Once in the animation program, students are required to study live-action filmmaking, video making, and animation. “When students explore animation they have a deep artistic vocabulary with which to work — their thinking is not insular,” Kravitz explains. “Animation itself is a relatively small set of courses. However, students bring inventive, energetic thinking and rich skillsets to it, thereby achieving excellent results. The classroom is an active laboratory and failure is seen as a necessary element of a successful journey.”
The student’s voice is central to the program’s success. “We try to have as little influence as possible,” adds Subotnick. “We do try to encourage experimentation and the idea that each one of them has a unique voice.” Subotnick believes the freshman foundation is a key part of this process. “It’s a rigorous program, an art boot camp for their minds. It makes them think about what they can do in new ways.
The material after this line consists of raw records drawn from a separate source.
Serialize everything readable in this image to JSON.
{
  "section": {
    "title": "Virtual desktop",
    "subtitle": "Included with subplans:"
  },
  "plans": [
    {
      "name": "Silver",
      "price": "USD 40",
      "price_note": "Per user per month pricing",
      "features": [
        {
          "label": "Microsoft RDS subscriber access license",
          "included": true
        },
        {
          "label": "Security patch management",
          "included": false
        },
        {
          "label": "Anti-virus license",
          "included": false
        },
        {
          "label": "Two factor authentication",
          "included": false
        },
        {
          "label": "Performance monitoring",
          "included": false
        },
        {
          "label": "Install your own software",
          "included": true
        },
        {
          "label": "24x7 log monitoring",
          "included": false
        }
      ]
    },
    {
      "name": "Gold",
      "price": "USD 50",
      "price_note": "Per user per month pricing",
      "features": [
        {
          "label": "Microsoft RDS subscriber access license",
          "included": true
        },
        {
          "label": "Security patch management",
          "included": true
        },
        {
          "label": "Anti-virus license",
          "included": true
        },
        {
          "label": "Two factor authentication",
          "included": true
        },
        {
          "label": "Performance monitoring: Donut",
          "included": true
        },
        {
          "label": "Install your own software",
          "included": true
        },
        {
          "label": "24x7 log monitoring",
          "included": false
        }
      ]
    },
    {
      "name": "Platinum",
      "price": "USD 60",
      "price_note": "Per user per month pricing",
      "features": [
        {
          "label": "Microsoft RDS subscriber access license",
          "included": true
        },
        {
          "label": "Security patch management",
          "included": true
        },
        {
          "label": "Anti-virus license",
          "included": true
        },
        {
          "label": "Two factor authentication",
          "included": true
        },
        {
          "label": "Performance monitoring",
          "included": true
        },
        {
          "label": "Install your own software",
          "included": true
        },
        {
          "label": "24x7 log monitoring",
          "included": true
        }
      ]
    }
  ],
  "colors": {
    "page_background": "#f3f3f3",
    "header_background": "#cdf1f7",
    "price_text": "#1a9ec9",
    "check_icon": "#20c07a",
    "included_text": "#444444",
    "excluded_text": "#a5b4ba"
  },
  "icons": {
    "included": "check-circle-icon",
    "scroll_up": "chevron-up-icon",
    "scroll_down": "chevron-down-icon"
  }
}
They arrive with an idea about themselves, and by the end of the first year they’ve given that up and opened their mind to all sorts of possibilities.”